- [To do] Retype all of the entries that appear below, keeping them exactly as they are.

Input material Block Start

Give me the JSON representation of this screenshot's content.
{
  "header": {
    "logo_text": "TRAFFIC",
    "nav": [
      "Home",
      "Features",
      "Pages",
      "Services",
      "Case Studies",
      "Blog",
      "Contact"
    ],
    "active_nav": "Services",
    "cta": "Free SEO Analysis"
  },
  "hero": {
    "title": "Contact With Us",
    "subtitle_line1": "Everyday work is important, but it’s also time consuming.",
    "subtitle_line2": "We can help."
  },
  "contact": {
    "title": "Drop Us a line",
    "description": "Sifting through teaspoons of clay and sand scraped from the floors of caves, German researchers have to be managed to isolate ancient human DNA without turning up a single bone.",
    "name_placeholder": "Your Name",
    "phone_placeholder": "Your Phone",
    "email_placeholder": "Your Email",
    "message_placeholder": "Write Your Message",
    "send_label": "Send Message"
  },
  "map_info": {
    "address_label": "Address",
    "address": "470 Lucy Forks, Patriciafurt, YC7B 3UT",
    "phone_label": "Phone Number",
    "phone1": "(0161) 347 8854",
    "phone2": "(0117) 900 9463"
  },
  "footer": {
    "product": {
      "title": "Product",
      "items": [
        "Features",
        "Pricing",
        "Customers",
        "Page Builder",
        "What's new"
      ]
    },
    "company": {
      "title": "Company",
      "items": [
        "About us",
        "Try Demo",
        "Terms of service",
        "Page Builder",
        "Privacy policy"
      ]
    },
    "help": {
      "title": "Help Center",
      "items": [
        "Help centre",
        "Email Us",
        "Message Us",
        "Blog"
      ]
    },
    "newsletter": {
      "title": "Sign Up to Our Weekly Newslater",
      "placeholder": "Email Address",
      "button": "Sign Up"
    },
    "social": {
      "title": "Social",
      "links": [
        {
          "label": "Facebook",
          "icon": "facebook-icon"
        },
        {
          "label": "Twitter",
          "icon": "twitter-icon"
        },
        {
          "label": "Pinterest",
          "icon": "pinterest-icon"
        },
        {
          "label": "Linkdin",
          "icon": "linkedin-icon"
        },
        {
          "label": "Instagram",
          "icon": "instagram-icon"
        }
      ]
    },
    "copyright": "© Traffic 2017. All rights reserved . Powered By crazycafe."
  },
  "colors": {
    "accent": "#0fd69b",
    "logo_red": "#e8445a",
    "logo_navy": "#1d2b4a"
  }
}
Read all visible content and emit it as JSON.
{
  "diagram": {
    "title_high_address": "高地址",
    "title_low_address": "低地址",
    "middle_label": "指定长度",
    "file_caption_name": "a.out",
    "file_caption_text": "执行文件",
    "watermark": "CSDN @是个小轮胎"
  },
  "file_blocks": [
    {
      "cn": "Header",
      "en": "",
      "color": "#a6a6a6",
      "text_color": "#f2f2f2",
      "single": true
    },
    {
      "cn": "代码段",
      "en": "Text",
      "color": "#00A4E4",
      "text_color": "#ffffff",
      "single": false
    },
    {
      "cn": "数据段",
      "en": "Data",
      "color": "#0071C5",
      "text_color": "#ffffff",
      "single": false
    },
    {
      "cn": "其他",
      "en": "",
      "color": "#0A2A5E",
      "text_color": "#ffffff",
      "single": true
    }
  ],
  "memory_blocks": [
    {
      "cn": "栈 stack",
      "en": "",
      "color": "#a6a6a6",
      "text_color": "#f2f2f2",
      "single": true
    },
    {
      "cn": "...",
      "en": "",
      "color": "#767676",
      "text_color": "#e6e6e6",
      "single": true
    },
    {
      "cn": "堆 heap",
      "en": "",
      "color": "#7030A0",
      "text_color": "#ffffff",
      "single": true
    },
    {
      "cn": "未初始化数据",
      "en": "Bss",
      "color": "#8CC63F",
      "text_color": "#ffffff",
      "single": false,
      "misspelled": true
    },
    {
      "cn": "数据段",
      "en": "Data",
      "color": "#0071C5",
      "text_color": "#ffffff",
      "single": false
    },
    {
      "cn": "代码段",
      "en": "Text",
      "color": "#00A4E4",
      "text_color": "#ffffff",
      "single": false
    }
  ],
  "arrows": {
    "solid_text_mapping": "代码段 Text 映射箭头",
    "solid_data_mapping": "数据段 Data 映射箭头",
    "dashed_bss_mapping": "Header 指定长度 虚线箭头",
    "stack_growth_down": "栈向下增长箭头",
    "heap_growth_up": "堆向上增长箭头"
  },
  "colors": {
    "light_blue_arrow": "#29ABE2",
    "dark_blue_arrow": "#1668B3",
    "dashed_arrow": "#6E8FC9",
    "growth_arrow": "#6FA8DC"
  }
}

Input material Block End

- [Answer box]
Give me the JSON representation of this screenshot's content.
{
  "header": {
    "logo_text": "TRAFFIC",
    "nav": [
      "Home",
      "Features",
      "Pages",
      "Services",
      "Case Studies",
      "Blog",
      "Contact"
    ],
    "active_nav": "Services",
    "cta": "Free SEO Analysis"
  },
  "hero": {
    "title": "Contact With Us",
    "subtitle_line1": "Everyday work is important, but it’s also time consuming.",
    "subtitle_line2": "We can help."
  },
  "contact": {
    "title": "Drop Us a line",
    "description": "Sifting through teaspoons of clay and sand scraped from the floors of caves, German researchers have to be managed to isolate ancient human DNA without turning up a single bone.",
    "name_placeholder": "Your Name",
    "phone_placeholder": "Your Phone",
    "email_placeholder": "Your Email",
    "message_placeholder": "Write Your Message",
    "send_label": "Send Message"
  },
  "map_info": {
    "address_label": "Address",
    "address": "470 Lucy Forks, Patriciafurt, YC7B 3UT",
    "phone_label": "Phone Number",
    "phone1": "(0161) 347 8854",
    "phone2": "(0117) 900 9463"
  },
  "footer": {
    "product": {
      "title": "Product",
      "items": [
        "Features",
        "Pricing",
        "Customers",
        "Page Builder",
        "What's new"
      ]
    },
    "company": {
      "title": "Company",
      "items": [
        "About us",
        "Try Demo",
        "Terms of service",
        "Page Builder",
        "Privacy policy"
      ]
    },
    "help": {
      "title": "Help Center",
      "items": [
        "Help centre",
        "Email Us",
        "Message Us",
        "Blog"
      ]
    },
    "newsletter": {
      "title": "Sign Up to Our Weekly Newslater",
      "placeholder": "Email Address",
      "button": "Sign Up"
    },
    "social": {
      "title": "Social",
      "links": [
        {
          "label": "Facebook",
          "icon": "facebook-icon"
        },
        {
          "label": "Twitter",
          "icon": "twitter-icon"
        },
        {
          "label": "Pinterest",
          "icon": "pinterest-icon"
        },
        {
          "label": "Linkdin",
          "icon": "linkedin-icon"
        },
        {
          "label": "Instagram",
          "icon": "instagram-icon"
        }
      ]
    },
    "copyright": "© Traffic 2017. All rights reserved . Powered By crazycafe."
  },
  "colors": {
    "accent": "#0fd69b",
    "logo_red": "#e8445a",
    "logo_navy": "#1d2b4a"
  }
}
Read all visible content and emit it as JSON.
{
  "diagram": {
    "title_high_address": "高地址",
    "title_low_address": "低地址",
    "middle_label": "指定长度",
    "file_caption_name": "a.out",
    "file_caption_text": "执行文件",
    "watermark": "CSDN @是个小轮胎"
  },
  "file_blocks": [
    {
      "cn": "Header",
      "en": "",
      "color": "#a6a6a6",
      "text_color": "#f2f2f2",
      "single": true
    },
    {
      "cn": "代码段",
      "en": "Text",
      "color": "#00A4E4",
      "text_color": "#ffffff",
      "single": false
    },
    {
      "cn": "数据段",
      "en": "Data",
      "color": "#0071C5",
      "text_color": "#ffffff",
      "single": false
    },
    {
      "cn": "其他",
      "en": "",
      "color": "#0A2A5E",
      "text_color": "#ffffff",
      "single": true
    }
  ],
  "memory_blocks": [
    {
      "cn": "栈 stack",
      "en": "",
      "color": "#a6a6a6",
      "text_color": "#f2f2f2",
      "single": true
    },
    {
      "cn": "...",
      "en": "",
      "color": "#767676",
      "text_color": "#e6e6e6",
      "single": true
    },
    {
      "cn": "堆 heap",
      "en": "",
      "color": "#7030A0",
      "text_color": "#ffffff",
      "single": true
    },
    {
      "cn": "未初始化数据",
      "en": "Bss",
      "color": "#8CC63F",
      "text_color": "#ffffff",
      "single": false,
      "misspelled": true
    },
    {
      "cn": "数据段",
      "en": "Data",
      "color": "#0071C5",
      "text_color": "#ffffff",
      "single": false
    },
    {
      "cn": "代码段",
      "en": "Text",
      "color": "#00A4E4",
      "text_color": "#ffffff",
      "single": false
    }
  ],
  "arrows": {
    "solid_text_mapping": "代码段 Text 映射箭头",
    "solid_data_mapping": "数据段 Data 映射箭头",
    "dashed_bss_mapping": "Header 指定长度 虚线箭头",
    "stack_growth_down": "栈向下增长箭头",
    "heap_growth_up": "堆向上增长箭头"
  },
  "colors": {
    "light_blue_arrow": "#29ABE2",
    "dark_blue_arrow": "#1668B3",
    "dashed_arrow": "#6E8FC9",
    "growth_arrow": "#6FA8DC"
  }
}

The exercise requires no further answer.